• Ancestral Wisdom
  • CEUs
  • CMEs
  • Counseling
  • Emotional Well-Being
  • Healing Emotions
  • Healing Patterns
  • Health Practitioners
  • Indigenous Knowledge
  • Indigenous Medicine
  • Mental Health
  • Mental Health Therapy
  • Mind-Body
  • Psychosis
  • Trauma

Two-Eyed Seeing Counseling: Indigenous Medicine for Mental & Emotional Well-Being For Health Practitioners & Laypersons

with Lewis Mehl-Madrona & Barbara Mainguy


Doctor Lewis Mehl-Madrona has dedicated much of his long career to reconciling traditional Indigenous healing knowledge with modern evidence-based scientific paradigms and to demonstrate that a number of Indigenous healthcare modalities can be every bit as efficacious as mainstream medical methods, if not more so, in the treatment of many psychological disorders.

In this 2-day intensive workshop, we will begin by exploring a Maori approach, “Two-Eyed Seeing,” which uses the art of listening and observation without assuming outcomes to empower patients to successfully come to grips with a range of mental issues, including psychotic episodes. We will compare Native and current mainstream counseling techniques with a special focus on the concept of the “soul wound,” i.e. intergenerational trauma and internalized oppression, and how it can be healed.

We will then delve into two other modalities: Method of Levels (MOL) and Narrative Therapy.

, a cognitive approach to psychotherapy, helps us listen to ourselves, teaches us how to negotiate between conflicting values, and equips us with tools to change self-destructive behavior and improve our decision-making capacity.

Narrative Therapy
is a form of psychotherapy that helps patients identify their values and skills using the transformative power of storytelling. Stories teach us meaning and purpose and how to live and behave in the world. We will learn how to use stories and judge them with a critical eye to decide if a particular story is true and good for us and our family and community (and the planet!).

We will conclude the weekend by discussing how Indigenous mental health therapies can speak to other cultures. We will also place a special emphasis on the crucial importance of the concept of forgiveness in mental health.

Note: A Google Classroom with lots of resources (videos, articles, links) and a way for attendees to begin a conversation prior to the workshop will be provided. Access to the Google Classroom will be given upon registration.

This workshop is recommended for:

  • laypersons
  • mental health practitioners
  • medical doctors
  • nurses
  • social workers
  • counselors and psychologists

CEU’s, CME’s will be made available

Special Note for Maine Residents:
Lewis would also like to invite Maine residents who would like to join him face-to-face in a socially distanced environment at the University of Maine to participate in live demonstrations of how to apply these methods during this workshop.

Note: This program will be offered online.
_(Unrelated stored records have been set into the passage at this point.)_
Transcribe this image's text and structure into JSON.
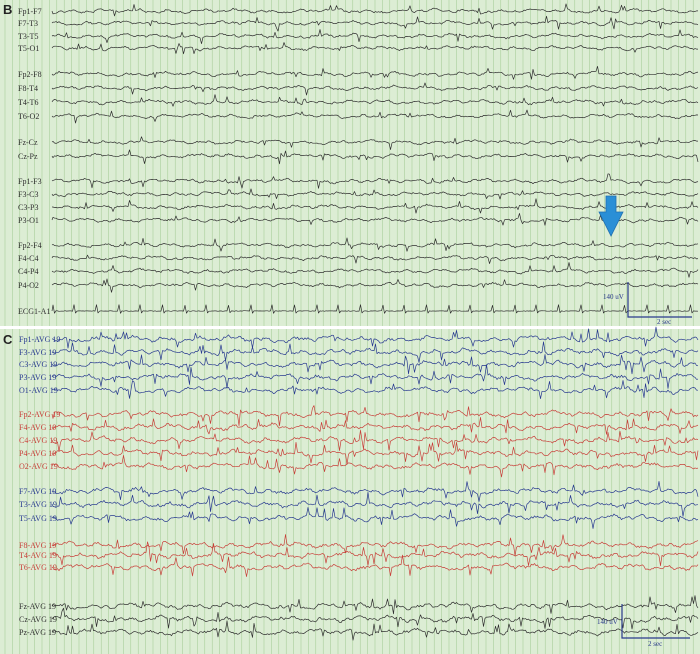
{
  "panels": [
    {
      "letter": "B",
      "channels": [
        {
          "label": "Fp1-F7",
          "color": "#2f2f2f"
        },
        {
          "label": "F7-T3",
          "color": "#2f2f2f"
        },
        {
          "label": "T3-T5",
          "color": "#2f2f2f"
        },
        {
          "label": "T5-O1",
          "color": "#2f2f2f"
        },
        {
          "label": "Fp2-F8",
          "color": "#2f2f2f"
        },
        {
          "label": "F8-T4",
          "color": "#2f2f2f"
        },
        {
          "label": "T4-T6",
          "color": "#2f2f2f"
        },
        {
          "label": "T6-O2",
          "color": "#2f2f2f"
        },
        {
          "label": "Fz-Cz",
          "color": "#2f2f2f"
        },
        {
          "label": "Cz-Pz",
          "color": "#2f2f2f"
        },
        {
          "label": "Fp1-F3",
          "color": "#2f2f2f"
        },
        {
          "label": "F3-C3",
          "color": "#2f2f2f"
        },
        {
          "label": "C3-P3",
          "color": "#2f2f2f"
        },
        {
          "label": "P3-O1",
          "color": "#2f2f2f"
        },
        {
          "label": "Fp2-F4",
          "color": "#2f2f2f"
        },
        {
          "label": "F4-C4",
          "color": "#2f2f2f"
        },
        {
          "label": "C4-P4",
          "color": "#2f2f2f"
        },
        {
          "label": "P4-O2",
          "color": "#2f2f2f"
        },
        {
          "label": "ECG1-A1",
          "color": "#2f2f2f"
        }
      ],
      "scale": {
        "amplitude": "140 uV",
        "time": "2 sec",
        "color": "#2a3a8c"
      },
      "arrow_color": "#2a8fd6"
    },
    {
      "letter": "C",
      "channels": [
        {
          "label": "Fp1-AVG 19",
          "color": "#283a90"
        },
        {
          "label": "F3-AVG 19",
          "color": "#283a90"
        },
        {
          "label": "C3-AVG 19",
          "color": "#283a90"
        },
        {
          "label": "P3-AVG 19",
          "color": "#283a90"
        },
        {
          "label": "O1-AVG 19",
          "color": "#283a90"
        },
        {
          "label": "Fp2-AVG 19",
          "color": "#c8403a"
        },
        {
          "label": "F4-AVG 19",
          "color": "#c8403a"
        },
        {
          "label": "C4-AVG 19",
          "color": "#c8403a"
        },
        {
          "label": "P4-AVG 19",
          "color": "#c8403a"
        },
        {
          "label": "O2-AVG 19",
          "color": "#c8403a"
        },
        {
          "label": "F7-AVG 19",
          "color": "#283a90"
        },
        {
          "label": "T3-AVG 19",
          "color": "#283a90"
        },
        {
          "label": "T5-AVG 19",
          "color": "#283a90"
        },
        {
          "label": "F8-AVG 19",
          "color": "#c8403a"
        },
        {
          "label": "T4-AVG 19",
          "color": "#c8403a"
        },
        {
          "label": "T6-AVG 19",
          "color": "#c8403a"
        },
        {
          "label": "Fz-AVG 19",
          "color": "#2f2f2f"
        },
        {
          "label": "Cz-AVG 19",
          "color": "#2f2f2f"
        },
        {
          "label": "Pz-AVG 19",
          "color": "#2f2f2f"
        }
      ],
      "scale": {
        "amplitude": "140 uV",
        "time": "2 sec",
        "color": "#2a3a8c"
      }
    }
  ],
  "colors": {
    "background": "#dcedd4",
    "gridline": "#9fc98f"
  }
}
Sessions of all our online programs will be recorded and shared with registrants after each is completed for a limited time only.


  • Prerequisites: N/A
  • Supplies list for the class: N/A
  • Zoom Software Requirements: This is an online course that requires Zoom webinar software. Zoom is easy to use. Click HERE to make sure your computer is set-up correctly.

A Two-Day Workshop
Saturday – Sunday, January 30 – 31, 2021
10:00 am – 1:00 pm & 3:00 – 6:00 pm EST (each day)

Two-Eyed Seeing Counseling: Indigenous Medicine for Mental & Emotional Well-Being For Health Practitioners & Laypersons

  • 2 Session(s)
  • Jan 30 2021 10:00 AM EST





Lewis Mehl-Madrona, MD., a graduate of Stanford University School of Medicine trained in family medicine, psychiatry, and clinical psychology, has been on the faculties of several medical schools, most recently at the University of New England. He has long worked in aboriginal communities and developed uniquely aboriginal styles of healing and healthcare.

Barbara Mainguy, MSW, a behavioral health clinician and psychotherapist who works with tribes in Maine, serves as a psychotherapist at Cornerstone Behavioral Health in that state and as Director of Education for the Coyote Institute in Orono. She has taught hypnosis for the American Psychiatric Association and the New England Society for Clinical Hypnosis, and some of her areas of specialization include: using psychotherapy with patients diagnosed as psychotic; working with people in chronic pain; and exploring the interface between art, psychotherapy and healing.


© 2020 New York Open Center, Inc. Terms & Conditions | Privacy Policy